The study showed that a free trade agreement between Georgia and China has great potential. Georgia’s export to China would increase by 9% approximately, in the short-term period including significant growth of wine exports (28.5%) and non-alcoholic drinks (36.7%). On the other hand...
Even if the streets in Georgia are swept and clean, it does not mean that waste is managed in the country. Despite a big interest of the Georgian government, there are still no striking changes in the waste management in Georgia. A considerable step forward might be the “Waste Management Code” that entered into force on the 15th of January, 2015.
European Union’s (EU) strategic interest and relations with Georgia have been developing over past years. In this period, Georgia significantly deepened its ties with the EU. On the one hand, EU’s strategic interest and on other hand, Georgia’s considerable progress in the reforms maintained to implement EU’s foreign policy initiatives in Georgia such as the European Neighbourhood Policy (ENP) and the Eastern Partnership (EaP). These initiatives are aimed at economic development, fostering democracy, equality, rule of law and strengthening human rights credentials. In general, EU-Georgia relations have been centred on three main issues: assistance to political and economic transition processes, conflict resolution and support to the development of the energy potential of the country.

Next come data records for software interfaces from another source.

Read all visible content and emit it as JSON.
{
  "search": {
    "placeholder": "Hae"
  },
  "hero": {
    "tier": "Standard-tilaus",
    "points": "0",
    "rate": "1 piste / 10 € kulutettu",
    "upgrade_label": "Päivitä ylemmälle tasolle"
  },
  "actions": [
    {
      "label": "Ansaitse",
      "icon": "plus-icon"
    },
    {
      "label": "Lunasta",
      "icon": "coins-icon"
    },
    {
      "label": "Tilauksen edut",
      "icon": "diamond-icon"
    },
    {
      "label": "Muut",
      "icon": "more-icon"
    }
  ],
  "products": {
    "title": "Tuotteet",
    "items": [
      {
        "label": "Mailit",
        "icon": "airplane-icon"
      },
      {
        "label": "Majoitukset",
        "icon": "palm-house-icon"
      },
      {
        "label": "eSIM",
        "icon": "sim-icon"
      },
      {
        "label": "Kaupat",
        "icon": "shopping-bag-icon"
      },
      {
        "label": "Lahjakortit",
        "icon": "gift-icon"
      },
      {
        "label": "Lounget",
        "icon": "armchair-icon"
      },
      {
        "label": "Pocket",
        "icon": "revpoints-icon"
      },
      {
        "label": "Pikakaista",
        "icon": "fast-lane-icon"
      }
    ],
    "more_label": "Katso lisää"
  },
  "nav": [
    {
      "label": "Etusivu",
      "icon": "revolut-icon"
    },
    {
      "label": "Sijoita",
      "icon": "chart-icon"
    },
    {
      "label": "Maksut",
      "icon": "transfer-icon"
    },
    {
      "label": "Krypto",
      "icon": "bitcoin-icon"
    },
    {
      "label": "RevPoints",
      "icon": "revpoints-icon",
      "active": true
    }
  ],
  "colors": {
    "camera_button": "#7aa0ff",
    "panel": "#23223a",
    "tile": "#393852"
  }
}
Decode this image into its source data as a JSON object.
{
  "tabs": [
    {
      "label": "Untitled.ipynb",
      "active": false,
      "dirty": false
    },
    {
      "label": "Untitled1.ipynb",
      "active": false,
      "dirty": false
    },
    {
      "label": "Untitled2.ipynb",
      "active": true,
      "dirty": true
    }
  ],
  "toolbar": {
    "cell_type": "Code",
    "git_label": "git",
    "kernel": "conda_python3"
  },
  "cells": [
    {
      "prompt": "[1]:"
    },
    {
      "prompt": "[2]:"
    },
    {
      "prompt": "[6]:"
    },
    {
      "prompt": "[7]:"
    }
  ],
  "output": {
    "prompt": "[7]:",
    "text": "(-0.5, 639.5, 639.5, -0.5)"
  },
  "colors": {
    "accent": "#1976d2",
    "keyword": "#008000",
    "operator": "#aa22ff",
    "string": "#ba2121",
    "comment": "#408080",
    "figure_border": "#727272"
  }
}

It was several decades ago when mankind observed that country’s development is no more function of economic growth and technological innovation only, but also environmental stability, healthy ecosystem and social equity, hence the term sustainable development emerged. Sustainable development concept is important in energy sector as well, since this sector is one of the most polluting and at the same time it is an engine for economic growth and technological innovation. Energy needs today should be met without compromising the ability of next generations to meet them in the future. To achieve the latter objective, the best and perhaps the only option is to manage successful transformation from fossil fuel to predominantly clean energy based economies.
In the period of 2003 - 2013, real growth of GDP averaged 6.3% in Georgia, however the benefits of the growth has not been equally shared among different groups of population. Despite the robust growth over the past ten years, as of 2013, 9.3% of total population remains below the poverty line. This poses significant challenges to the food security policy in Georgia. According to the Global Hunger Index1 (GHI) measured by the International Food Policy Research Institute, Georgia lags behind most of the countries in the region in terms of food security.
The research “Analysis of the medium term fiscal policy sustainability in Georgia” assesses the fiscal sustainability of the country in medium and long-term periods. A stable development oriented fiscal policy is crucial for the sustainable economic development of a country.
The research paper “Analysis of the State Procurement Policy of Georgia” studies the strength and challenges of the existing state procurement system of Georgia. The research is based on the analysis of state procurement policy, conducted interviews with representatives of large procuring entities and suppliers of goods and services, with representatives of the State Procuring Agency.
This report analysis state of play of Albania’s and Kosovo’s EU integration, it asseses the challenges and perspectives these countries meet in the process. Also, it presents experience of Georgia’s, as EU associated country’s successful insistutional reforms that are relevant for Albania and Kosovo.
PMC Research Centre presents economic analyses to the Labor Code of Georgia. The analysis is based on international empirical studies, experiences of other countries, and the survey of business leaders’ attitudes to the initiated amendments to the Labor Code of Georgia. The aim of the report is to analyze expected economic effects of mentioned changes.
The objective of the EU funded project was to support the ministry to generate staff opportunities by promoting human and institutional capacity development. In the frame of this project VCAs were conducted on honey, potatoes, and trout. The full text is available in Georgian.